**EXERCISE MATERIALS:**
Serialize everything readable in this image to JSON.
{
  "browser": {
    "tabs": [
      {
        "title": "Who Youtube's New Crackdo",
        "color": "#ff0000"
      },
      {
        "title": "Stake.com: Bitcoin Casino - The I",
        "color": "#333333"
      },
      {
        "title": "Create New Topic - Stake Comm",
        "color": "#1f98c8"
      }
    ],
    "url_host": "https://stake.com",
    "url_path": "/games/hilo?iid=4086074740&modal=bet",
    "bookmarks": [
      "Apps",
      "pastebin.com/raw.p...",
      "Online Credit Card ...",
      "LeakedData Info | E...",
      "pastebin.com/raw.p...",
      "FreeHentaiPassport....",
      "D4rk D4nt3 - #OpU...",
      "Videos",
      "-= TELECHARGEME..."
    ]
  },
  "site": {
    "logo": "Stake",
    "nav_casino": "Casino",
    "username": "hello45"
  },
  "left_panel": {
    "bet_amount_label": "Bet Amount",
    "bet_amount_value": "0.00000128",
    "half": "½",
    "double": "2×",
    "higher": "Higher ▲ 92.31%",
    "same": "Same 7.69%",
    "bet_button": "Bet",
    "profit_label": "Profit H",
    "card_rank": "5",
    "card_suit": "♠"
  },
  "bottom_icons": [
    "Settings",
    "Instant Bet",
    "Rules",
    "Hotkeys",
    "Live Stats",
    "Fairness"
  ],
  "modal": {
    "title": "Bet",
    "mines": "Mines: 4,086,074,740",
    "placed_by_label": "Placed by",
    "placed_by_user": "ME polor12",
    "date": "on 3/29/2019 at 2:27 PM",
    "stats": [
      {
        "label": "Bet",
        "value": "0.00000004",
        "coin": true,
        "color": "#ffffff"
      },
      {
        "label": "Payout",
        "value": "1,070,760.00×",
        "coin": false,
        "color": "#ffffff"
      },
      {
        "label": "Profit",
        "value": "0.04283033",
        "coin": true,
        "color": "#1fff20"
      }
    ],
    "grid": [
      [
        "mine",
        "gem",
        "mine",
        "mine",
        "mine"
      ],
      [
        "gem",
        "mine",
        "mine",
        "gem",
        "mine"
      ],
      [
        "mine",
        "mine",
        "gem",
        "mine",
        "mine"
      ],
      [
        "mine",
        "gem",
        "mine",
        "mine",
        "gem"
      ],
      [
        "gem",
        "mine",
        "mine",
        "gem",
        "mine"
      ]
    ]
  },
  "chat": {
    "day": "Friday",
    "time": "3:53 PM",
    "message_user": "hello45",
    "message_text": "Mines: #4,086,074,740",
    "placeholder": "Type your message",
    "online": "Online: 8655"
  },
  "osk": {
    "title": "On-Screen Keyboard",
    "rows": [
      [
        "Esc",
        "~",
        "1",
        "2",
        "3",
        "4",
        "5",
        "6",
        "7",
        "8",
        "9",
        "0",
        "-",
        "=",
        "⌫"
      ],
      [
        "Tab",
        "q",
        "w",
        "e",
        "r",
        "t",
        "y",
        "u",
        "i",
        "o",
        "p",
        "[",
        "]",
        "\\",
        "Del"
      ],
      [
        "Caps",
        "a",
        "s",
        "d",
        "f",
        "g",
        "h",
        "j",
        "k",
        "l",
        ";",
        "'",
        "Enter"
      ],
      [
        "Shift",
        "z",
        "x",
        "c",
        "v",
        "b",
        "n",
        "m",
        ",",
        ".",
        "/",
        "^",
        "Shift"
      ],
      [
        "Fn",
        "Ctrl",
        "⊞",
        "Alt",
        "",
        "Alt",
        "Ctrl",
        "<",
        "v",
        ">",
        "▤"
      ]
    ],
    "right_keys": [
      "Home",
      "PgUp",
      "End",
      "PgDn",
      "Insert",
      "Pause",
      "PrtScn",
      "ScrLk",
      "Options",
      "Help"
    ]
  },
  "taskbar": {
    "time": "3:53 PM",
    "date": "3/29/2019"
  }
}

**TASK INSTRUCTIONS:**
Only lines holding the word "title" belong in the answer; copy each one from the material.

**YOUR SOLUTION:**
        "title": "Who Youtube's New Crackdo",
        "title": "Stake.com: Bitcoin Casino - The I",
        "title": "Create New Topic - Stake Comm",
    "title": "Bet",
    "title": "On-Screen Keyboard",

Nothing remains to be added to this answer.